- Murphy-Brown had tried to reel in Kinlaw Farms as a responsible party, even though the pork producer dictates the terms of the operation. Had Murphy-Brown succeeded in its argument, the company could have further buttressed its claim that the nuisances suits, of which there are dozens, harmed family farmers. In fact, Murphy-Brown is responsible for the damages.
- The company had claimed that the Right to Farm Act of 2017, which sharply limited the amount of damages neighbors could recover in case they won in court, was retroactive. (Gov. Cooper vetoed the bill, but lawmakers overrode it.) By the time that legislation was enacted, dozens of nuisance suits had been filed in federal court against the company. Even though the text of the bill said it would be effective when it “became law and after that date,” Murphy-Brown and several lawmakers said it merely “clarified” previous farm acts and should apply retroactively.
Original bill language did say it should apply retroactively, but was removed over concerns it could not pass constitutional muster.
The appellate court disagreed, saying “we have nothing to conclude that the 2017 Right to Farm Act amendments should apply retroactively. … If made retroactive it would reward powerful defendants who faced with a possible judgment against them could escape responsibility by raising a specter of doubt about something the state’s courts have long made available.”
- Murphy-Brown also lost its claim that the expert testimony of Shane Rogers should be struck. Rogers is an environmental engineer who testified that hog feces had been found on neighbors’ homes. He based these findings on Pig2Bac, a technology that can determine the fingerprint of fecal material. Although the technology had not been peer-reviewed, the court said that fact was only one consideration of its reliability.
The court also found that Murphy-Brown knew that its farms were causing problems for the neighbors, even without formal complaints. “Murphy-Brown’s own collection of media articles reporting conditions associated with its farming practices and policies, as well as its knowledge of studies detailing the effects of lagoon and spray field operations and types of effective remediation,” showed that the company was fully aware of the odor, flies, buzzards and truck traffic. “Yet despite this knowledge,” the court wrote, Murphy-Brown “persisted in practices it knew were reasonably likely to result in injury to neighboring properties.”
Nor did the court buy the company’s argument that the Kinlaw farm operated legally and with required permits, and thus should not be found liable for nuisance. “This is beside the point,” the court wrote. “Lawful enterprises can constitute a nuisance ….”
During the trial, Murphy-Brown executives testified that the company had taken steps to reduce impacts on neighbors. This included changing the type of feed to decrease odors from the manure.
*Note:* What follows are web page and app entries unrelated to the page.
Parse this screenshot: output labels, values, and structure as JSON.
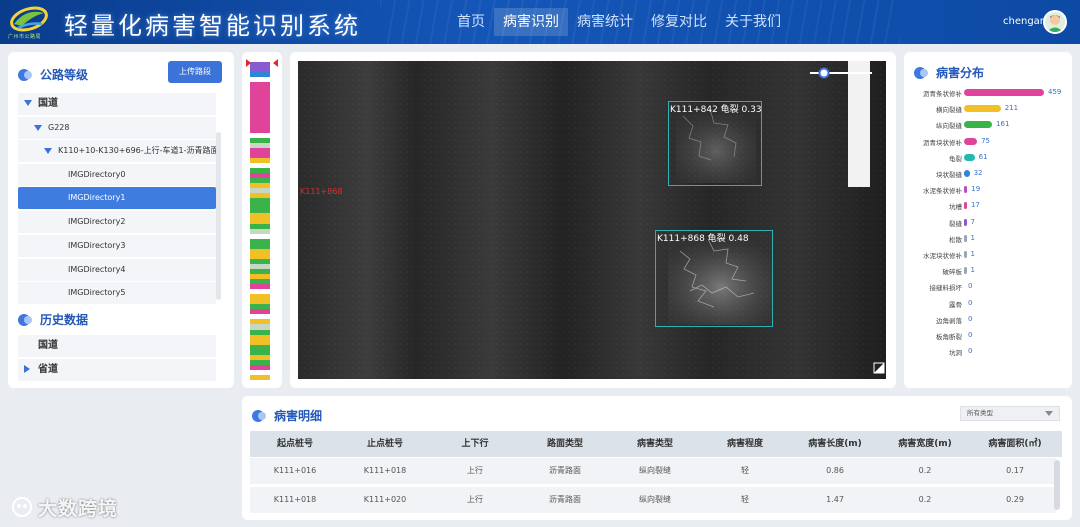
{
  "header": {
    "logo_subtitle": "广州市公路局",
    "title": "轻量化病害智能识别系统",
    "nav": [
      {
        "label": "首页"
      },
      {
        "label": "病害识别"
      },
      {
        "label": "病害统计"
      },
      {
        "label": "修复对比"
      },
      {
        "label": "关于我们"
      }
    ],
    "active_nav": "病害识别",
    "username": "chengan"
  },
  "left_panel": {
    "road_level_title": "公路等级",
    "upload_button": "上传路段",
    "tree": [
      {
        "label": "国道",
        "level": 0,
        "expanded": true
      },
      {
        "label": "G228",
        "level": 1,
        "expanded": true
      },
      {
        "label": "K110+10-K130+696-上行-车道1-沥青路面-...",
        "level": 2,
        "expanded": true
      },
      {
        "label": "IMGDirectory0",
        "level": 3
      },
      {
        "label": "IMGDirectory1",
        "level": 3,
        "selected": true
      },
      {
        "label": "IMGDirectory2",
        "level": 3
      },
      {
        "label": "IMGDirectory3",
        "level": 3
      },
      {
        "label": "IMGDirectory4",
        "level": 3
      },
      {
        "label": "IMGDirectory5",
        "level": 3
      }
    ],
    "history_title": "历史数据",
    "history_items": [
      {
        "label": "国道"
      },
      {
        "label": "省道"
      }
    ]
  },
  "image_view": {
    "side_label": "K111+868",
    "detections": [
      {
        "label": "K111+842 龟裂 0.33"
      },
      {
        "label": "K111+868 龟裂 0.48"
      }
    ],
    "slider_level": 0.25
  },
  "distribution": {
    "title": "病害分布",
    "items": [
      {
        "name": "沥青条状修补",
        "value": 459,
        "color": "#e0449a"
      },
      {
        "name": "横向裂缝",
        "value": 211,
        "color": "#f2c026"
      },
      {
        "name": "纵向裂缝",
        "value": 161,
        "color": "#3bb34b"
      },
      {
        "name": "沥青块状修补",
        "value": 75,
        "color": "#e0449a"
      },
      {
        "name": "龟裂",
        "value": 61,
        "color": "#23b8b0"
      },
      {
        "name": "块状裂缝",
        "value": 32,
        "color": "#2f86d8"
      },
      {
        "name": "水泥条状修补",
        "value": 19,
        "color": "#c04ac0"
      },
      {
        "name": "坑槽",
        "value": 17,
        "color": "#e0449a"
      },
      {
        "name": "裂缝",
        "value": 7,
        "color": "#8a5ad0"
      },
      {
        "name": "松散",
        "value": 1,
        "color": "#9aa5b5"
      },
      {
        "name": "水泥块状修补",
        "value": 1,
        "color": "#9aa5b5"
      },
      {
        "name": "破碎板",
        "value": 1,
        "color": "#9aa5b5"
      },
      {
        "name": "接缝料损坏",
        "value": 0,
        "color": "#9aa5b5"
      },
      {
        "name": "露骨",
        "value": 0,
        "color": "#9aa5b5"
      },
      {
        "name": "边角剥落",
        "value": 0,
        "color": "#9aa5b5"
      },
      {
        "name": "板角断裂",
        "value": 0,
        "color": "#9aa5b5"
      },
      {
        "name": "坑洞",
        "value": 0,
        "color": "#9aa5b5"
      }
    ]
  },
  "detail_table": {
    "title": "病害明细",
    "filter_value": "所有类型",
    "columns": [
      "起点桩号",
      "止点桩号",
      "上下行",
      "路面类型",
      "病害类型",
      "病害程度",
      "病害长度(m)",
      "病害宽度(m)",
      "病害面积(㎡)"
    ],
    "rows": [
      [
        "K111+016",
        "K111+018",
        "上行",
        "沥青路面",
        "纵向裂缝",
        "轻",
        "0.86",
        "0.2",
        "0.17"
      ],
      [
        "K111+018",
        "K111+020",
        "上行",
        "沥青路面",
        "纵向裂缝",
        "轻",
        "1.47",
        "0.2",
        "0.29"
      ]
    ]
  },
  "watermark": {
    "text": "大数跨境"
  },
  "strip_colors": [
    "#e0449a",
    "#f2c026",
    "#3bb34b",
    "#c8d6c4",
    "#ffffff",
    "#2f86d8",
    "#8a5ad0"
  ]
}
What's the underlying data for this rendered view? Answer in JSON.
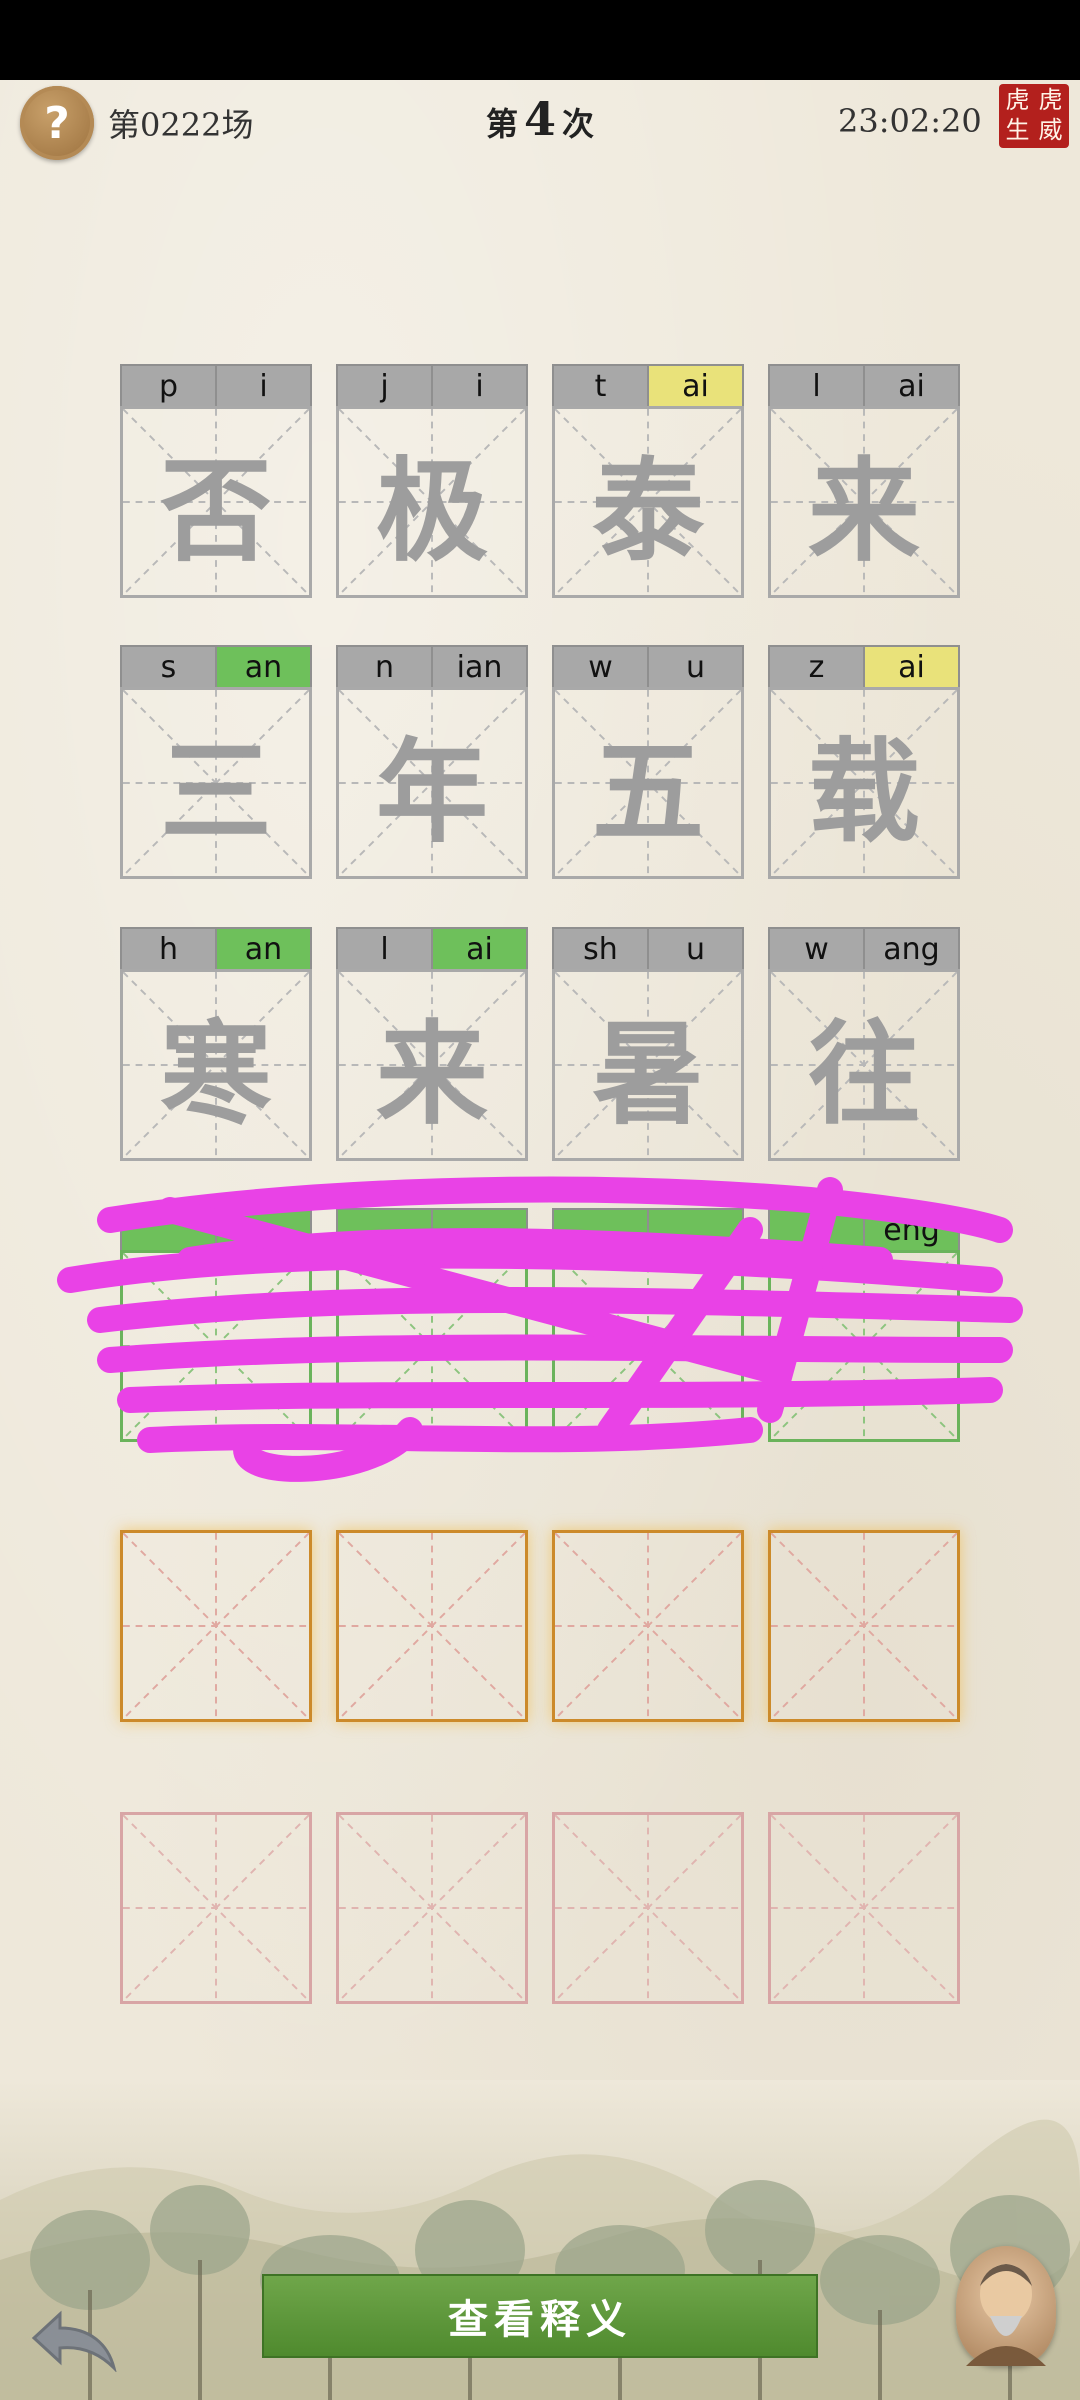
{
  "header": {
    "help_icon": "?",
    "session": "第0222场",
    "attempt_prefix": "第",
    "attempt_number": "4",
    "attempt_suffix": "次",
    "clock": "23:02:20",
    "seal": [
      "虎",
      "虎",
      "生",
      "威"
    ]
  },
  "rows": [
    [
      {
        "initial": "p",
        "final": "i",
        "initial_state": "gray",
        "final_state": "gray",
        "char": "否"
      },
      {
        "initial": "j",
        "final": "i",
        "initial_state": "gray",
        "final_state": "gray",
        "char": "极"
      },
      {
        "initial": "t",
        "final": "ai",
        "initial_state": "gray",
        "final_state": "yellow",
        "char": "泰"
      },
      {
        "initial": "l",
        "final": "ai",
        "initial_state": "gray",
        "final_state": "gray",
        "char": "来"
      }
    ],
    [
      {
        "initial": "s",
        "final": "an",
        "initial_state": "gray",
        "final_state": "green",
        "char": "三"
      },
      {
        "initial": "n",
        "final": "ian",
        "initial_state": "gray",
        "final_state": "gray",
        "char": "年"
      },
      {
        "initial": "w",
        "final": "u",
        "initial_state": "gray",
        "final_state": "gray",
        "char": "五"
      },
      {
        "initial": "z",
        "final": "ai",
        "initial_state": "gray",
        "final_state": "yellow",
        "char": "载"
      }
    ],
    [
      {
        "initial": "h",
        "final": "an",
        "initial_state": "gray",
        "final_state": "green",
        "char": "寒"
      },
      {
        "initial": "l",
        "final": "ai",
        "initial_state": "gray",
        "final_state": "green",
        "char": "来"
      },
      {
        "initial": "sh",
        "final": "u",
        "initial_state": "gray",
        "final_state": "gray",
        "char": "暑"
      },
      {
        "initial": "w",
        "final": "ang",
        "initial_state": "gray",
        "final_state": "gray",
        "char": "往"
      }
    ]
  ],
  "hidden_row_last_final": "eng",
  "bottom": {
    "view_button": "查看释义"
  },
  "colors": {
    "green": "#6ec05b",
    "yellow": "#e9e27a",
    "gray": "#a8a8a8",
    "scribble": "#e942e6",
    "button": "#5a9638"
  }
}
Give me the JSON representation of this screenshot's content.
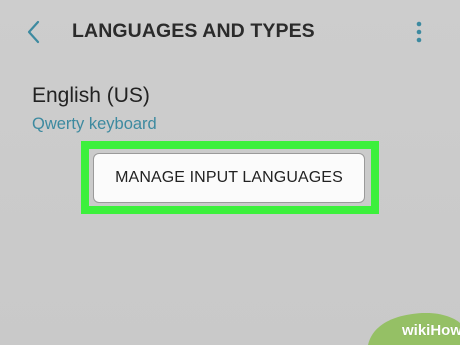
{
  "header": {
    "title": "LANGUAGES AND TYPES",
    "back_icon": "back-chevron-icon",
    "menu_icon": "more-vertical-icon"
  },
  "languages": [
    {
      "name": "English (US)",
      "keyboard": "Qwerty keyboard"
    }
  ],
  "actions": {
    "manage_label": "MANAGE INPUT LANGUAGES"
  },
  "watermark": {
    "text": "wikiHow"
  },
  "colors": {
    "background": "#c9c9c9",
    "accent": "#3d8aa0",
    "highlight": "#3cf03c",
    "button_bg": "#fbfbfb",
    "title_text": "#2b2b2b"
  }
}
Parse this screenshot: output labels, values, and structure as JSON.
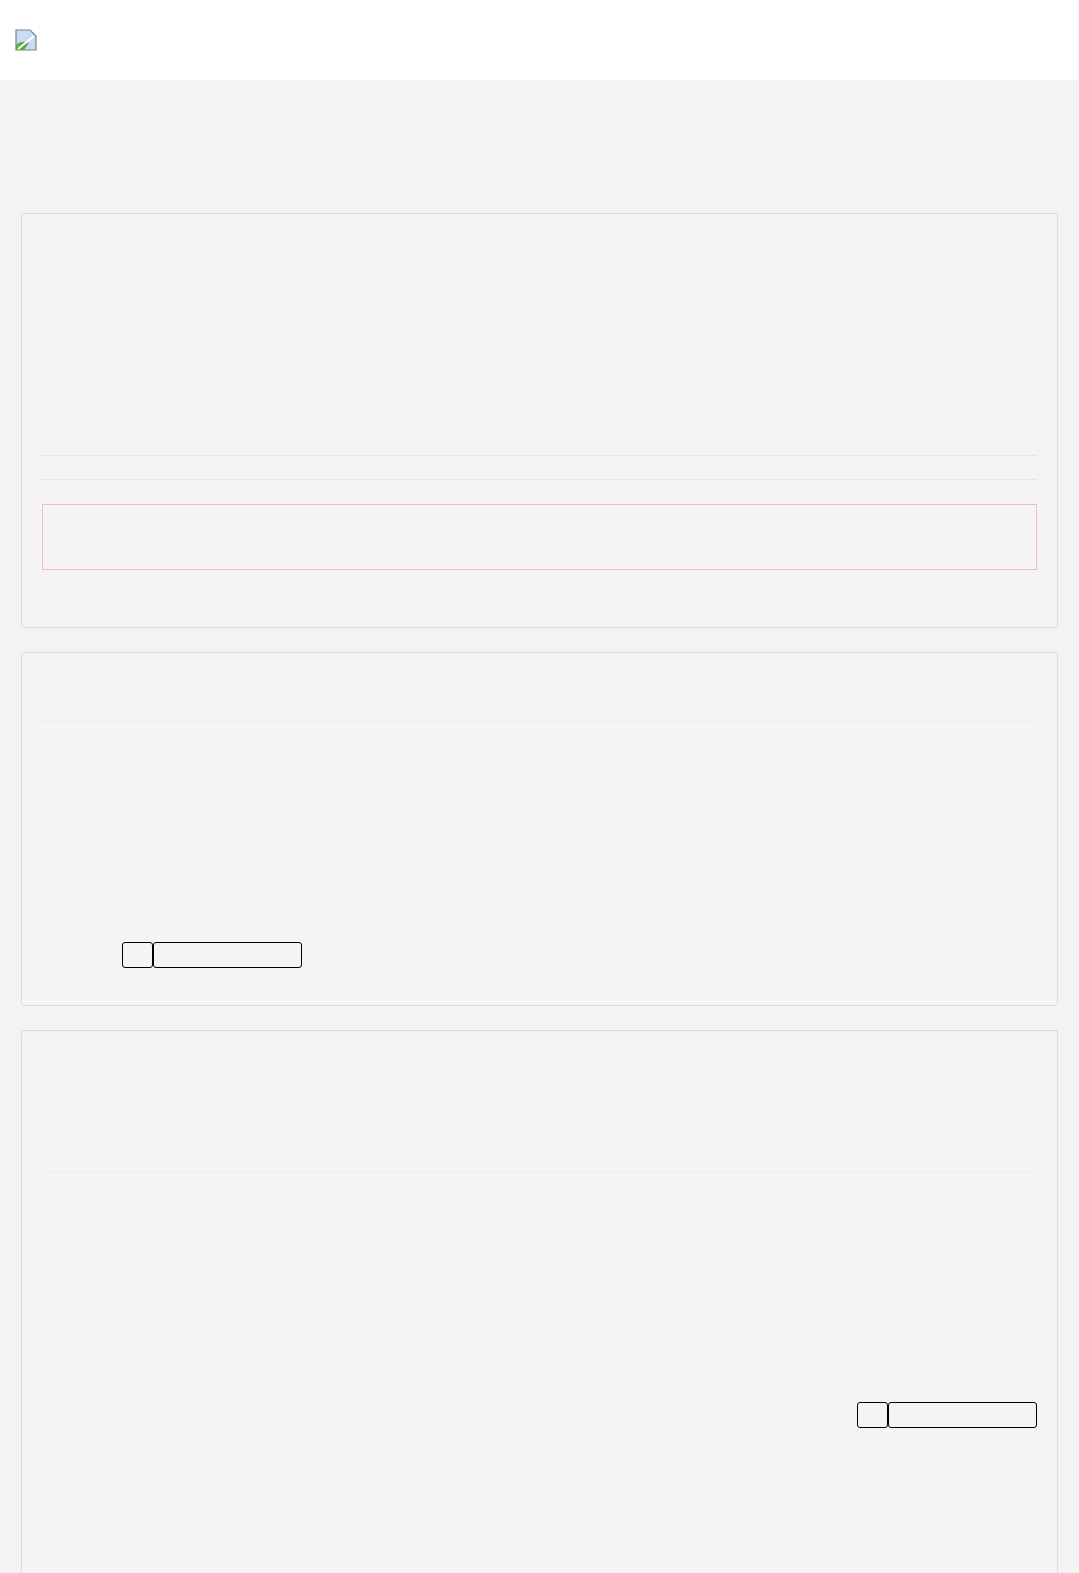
{
  "header": {
    "logo": {
      "kind": "broken-image"
    }
  },
  "panels": [
    {
      "kind": "alert"
    },
    {
      "kind": "controls-left"
    },
    {
      "kind": "controls-right"
    }
  ]
}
However, the court determined that these steps “were motivated by profit or efficiency of operations as oppose to concern for neighbors. … The fact that Murphy-Brown policies expressly encouraged growers to avoid spraying at times neighbors were known to be outside demonstrates that [the company] knew its spray field operation was still likely to interfere with use and enjoyment of their property.”
The neighbors, wrote the court, “presented clear and convincing evidence that Murphy-Brown knew about the likely harms, denied their existence and fought for them not to come to light.”